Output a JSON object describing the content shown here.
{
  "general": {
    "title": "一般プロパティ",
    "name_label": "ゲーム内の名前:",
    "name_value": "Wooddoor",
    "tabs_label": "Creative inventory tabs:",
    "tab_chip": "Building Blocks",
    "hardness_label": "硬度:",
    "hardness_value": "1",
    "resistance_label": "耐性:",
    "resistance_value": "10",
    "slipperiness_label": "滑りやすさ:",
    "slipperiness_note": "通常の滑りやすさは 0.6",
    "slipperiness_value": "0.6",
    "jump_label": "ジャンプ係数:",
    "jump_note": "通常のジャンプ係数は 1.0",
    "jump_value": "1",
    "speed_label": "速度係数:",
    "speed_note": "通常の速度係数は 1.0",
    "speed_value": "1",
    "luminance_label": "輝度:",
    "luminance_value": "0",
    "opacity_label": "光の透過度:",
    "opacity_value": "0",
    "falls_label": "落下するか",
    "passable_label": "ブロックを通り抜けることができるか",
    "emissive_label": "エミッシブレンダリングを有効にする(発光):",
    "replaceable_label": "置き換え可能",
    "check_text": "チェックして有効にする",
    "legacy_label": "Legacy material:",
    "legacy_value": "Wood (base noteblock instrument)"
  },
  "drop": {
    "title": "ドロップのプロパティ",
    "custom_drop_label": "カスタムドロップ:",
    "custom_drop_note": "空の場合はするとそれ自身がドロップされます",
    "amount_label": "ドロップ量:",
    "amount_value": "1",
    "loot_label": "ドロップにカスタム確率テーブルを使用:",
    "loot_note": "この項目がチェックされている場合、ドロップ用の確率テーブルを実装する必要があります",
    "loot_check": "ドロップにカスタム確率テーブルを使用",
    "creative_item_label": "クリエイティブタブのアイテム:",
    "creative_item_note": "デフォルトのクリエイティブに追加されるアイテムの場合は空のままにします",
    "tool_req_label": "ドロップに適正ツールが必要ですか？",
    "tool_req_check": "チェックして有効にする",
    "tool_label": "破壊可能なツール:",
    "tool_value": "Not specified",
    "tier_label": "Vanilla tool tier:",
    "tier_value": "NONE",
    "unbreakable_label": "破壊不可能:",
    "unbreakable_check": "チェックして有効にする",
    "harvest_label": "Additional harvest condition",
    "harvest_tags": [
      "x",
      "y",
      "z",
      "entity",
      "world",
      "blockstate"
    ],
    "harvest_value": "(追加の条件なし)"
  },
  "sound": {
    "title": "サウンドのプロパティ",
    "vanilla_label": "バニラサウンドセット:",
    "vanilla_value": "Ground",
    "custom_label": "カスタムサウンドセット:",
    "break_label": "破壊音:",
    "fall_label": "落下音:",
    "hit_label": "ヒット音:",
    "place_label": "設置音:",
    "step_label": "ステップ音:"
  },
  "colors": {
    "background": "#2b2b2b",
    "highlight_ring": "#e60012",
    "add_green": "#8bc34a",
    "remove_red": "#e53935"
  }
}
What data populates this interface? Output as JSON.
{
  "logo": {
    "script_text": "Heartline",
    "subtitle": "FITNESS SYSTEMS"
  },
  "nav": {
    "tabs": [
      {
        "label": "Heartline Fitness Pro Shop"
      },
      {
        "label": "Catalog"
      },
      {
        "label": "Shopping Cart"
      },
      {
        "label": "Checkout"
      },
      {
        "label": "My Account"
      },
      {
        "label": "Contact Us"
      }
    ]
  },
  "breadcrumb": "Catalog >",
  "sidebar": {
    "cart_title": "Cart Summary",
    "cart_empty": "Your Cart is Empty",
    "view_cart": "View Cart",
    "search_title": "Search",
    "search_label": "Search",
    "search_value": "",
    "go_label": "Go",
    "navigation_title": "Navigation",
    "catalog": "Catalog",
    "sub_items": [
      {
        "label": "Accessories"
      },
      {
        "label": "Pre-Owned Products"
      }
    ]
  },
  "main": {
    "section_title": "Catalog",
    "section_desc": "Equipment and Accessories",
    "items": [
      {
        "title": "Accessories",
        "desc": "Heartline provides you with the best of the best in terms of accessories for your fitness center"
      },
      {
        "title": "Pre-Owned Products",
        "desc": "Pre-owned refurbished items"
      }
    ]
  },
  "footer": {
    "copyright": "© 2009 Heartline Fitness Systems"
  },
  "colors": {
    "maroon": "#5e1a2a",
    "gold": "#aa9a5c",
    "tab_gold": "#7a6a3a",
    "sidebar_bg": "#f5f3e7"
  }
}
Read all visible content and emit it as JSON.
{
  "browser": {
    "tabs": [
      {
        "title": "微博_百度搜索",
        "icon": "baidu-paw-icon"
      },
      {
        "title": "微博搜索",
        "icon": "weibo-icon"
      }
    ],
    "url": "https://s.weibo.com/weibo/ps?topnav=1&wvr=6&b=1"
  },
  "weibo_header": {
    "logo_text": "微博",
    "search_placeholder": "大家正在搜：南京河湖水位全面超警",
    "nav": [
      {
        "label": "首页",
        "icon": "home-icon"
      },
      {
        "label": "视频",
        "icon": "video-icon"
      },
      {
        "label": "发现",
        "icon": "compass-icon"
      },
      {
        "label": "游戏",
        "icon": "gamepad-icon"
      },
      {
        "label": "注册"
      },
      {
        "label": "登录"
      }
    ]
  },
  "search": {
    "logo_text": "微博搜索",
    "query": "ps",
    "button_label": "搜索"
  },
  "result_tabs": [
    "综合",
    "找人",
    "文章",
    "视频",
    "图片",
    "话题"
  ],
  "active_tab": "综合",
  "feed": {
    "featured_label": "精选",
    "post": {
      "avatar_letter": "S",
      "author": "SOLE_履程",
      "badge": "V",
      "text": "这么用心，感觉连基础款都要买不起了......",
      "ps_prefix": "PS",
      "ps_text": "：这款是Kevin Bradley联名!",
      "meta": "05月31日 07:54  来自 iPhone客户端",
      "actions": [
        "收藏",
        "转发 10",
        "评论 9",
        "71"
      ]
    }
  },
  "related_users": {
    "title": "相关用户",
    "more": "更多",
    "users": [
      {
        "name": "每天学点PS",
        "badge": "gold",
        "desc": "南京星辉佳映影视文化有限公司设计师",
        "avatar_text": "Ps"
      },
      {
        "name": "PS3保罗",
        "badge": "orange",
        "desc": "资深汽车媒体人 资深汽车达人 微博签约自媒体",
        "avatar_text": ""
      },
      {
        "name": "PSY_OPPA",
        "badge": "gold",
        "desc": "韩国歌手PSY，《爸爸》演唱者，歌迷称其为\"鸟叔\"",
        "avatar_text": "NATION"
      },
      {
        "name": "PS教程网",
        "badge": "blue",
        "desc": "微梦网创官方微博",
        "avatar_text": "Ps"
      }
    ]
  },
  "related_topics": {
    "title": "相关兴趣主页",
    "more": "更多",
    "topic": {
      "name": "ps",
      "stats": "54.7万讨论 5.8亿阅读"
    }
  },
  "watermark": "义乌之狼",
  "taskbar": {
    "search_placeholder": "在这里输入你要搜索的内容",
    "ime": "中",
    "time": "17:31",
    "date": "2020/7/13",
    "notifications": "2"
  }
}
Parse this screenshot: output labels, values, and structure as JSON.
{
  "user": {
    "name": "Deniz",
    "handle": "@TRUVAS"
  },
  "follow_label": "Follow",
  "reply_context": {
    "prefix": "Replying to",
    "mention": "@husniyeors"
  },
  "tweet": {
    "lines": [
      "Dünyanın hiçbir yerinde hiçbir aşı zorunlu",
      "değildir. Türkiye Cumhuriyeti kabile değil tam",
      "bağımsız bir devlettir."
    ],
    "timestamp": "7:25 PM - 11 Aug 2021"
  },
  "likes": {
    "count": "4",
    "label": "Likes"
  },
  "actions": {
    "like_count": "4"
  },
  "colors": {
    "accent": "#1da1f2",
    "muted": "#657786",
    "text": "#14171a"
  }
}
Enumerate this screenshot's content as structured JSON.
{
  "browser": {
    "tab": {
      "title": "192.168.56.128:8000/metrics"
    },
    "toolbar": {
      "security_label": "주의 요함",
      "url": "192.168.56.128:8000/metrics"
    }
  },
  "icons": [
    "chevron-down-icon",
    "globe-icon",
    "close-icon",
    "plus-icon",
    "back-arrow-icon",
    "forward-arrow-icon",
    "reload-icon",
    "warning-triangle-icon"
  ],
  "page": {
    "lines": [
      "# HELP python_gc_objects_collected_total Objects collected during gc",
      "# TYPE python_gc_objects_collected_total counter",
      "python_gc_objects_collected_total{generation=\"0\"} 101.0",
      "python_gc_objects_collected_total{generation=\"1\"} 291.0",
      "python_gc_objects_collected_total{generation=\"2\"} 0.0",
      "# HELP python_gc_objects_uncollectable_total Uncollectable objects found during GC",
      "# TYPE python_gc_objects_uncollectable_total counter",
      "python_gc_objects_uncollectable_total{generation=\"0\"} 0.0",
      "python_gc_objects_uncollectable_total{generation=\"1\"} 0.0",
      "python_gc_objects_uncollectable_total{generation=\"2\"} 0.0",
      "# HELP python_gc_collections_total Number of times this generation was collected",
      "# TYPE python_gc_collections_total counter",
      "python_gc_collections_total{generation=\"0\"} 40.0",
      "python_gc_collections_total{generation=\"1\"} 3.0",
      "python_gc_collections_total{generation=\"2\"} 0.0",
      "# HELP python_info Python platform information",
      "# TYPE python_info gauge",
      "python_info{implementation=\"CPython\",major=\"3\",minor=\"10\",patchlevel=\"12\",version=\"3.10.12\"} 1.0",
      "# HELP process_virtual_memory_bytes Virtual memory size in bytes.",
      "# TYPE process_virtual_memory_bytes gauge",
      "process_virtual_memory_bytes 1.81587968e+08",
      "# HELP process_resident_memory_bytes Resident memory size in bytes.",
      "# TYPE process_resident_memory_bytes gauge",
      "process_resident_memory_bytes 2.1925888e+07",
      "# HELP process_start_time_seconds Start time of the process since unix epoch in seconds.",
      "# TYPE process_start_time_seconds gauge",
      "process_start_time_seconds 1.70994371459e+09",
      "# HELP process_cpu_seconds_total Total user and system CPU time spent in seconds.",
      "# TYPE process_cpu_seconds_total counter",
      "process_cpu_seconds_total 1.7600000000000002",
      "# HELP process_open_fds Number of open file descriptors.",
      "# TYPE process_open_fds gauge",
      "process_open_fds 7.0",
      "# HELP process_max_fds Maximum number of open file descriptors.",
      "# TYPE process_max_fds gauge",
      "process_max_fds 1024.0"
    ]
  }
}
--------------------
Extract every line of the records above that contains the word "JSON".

Output a JSON object describing the content shown here.
What data populates this interface? Output as JSON.
Read all visible content and emit it as JSON.
Parse this screenshot: output labels, values, and structure as JSON.
Enumerate this screenshot's content as structured JSON.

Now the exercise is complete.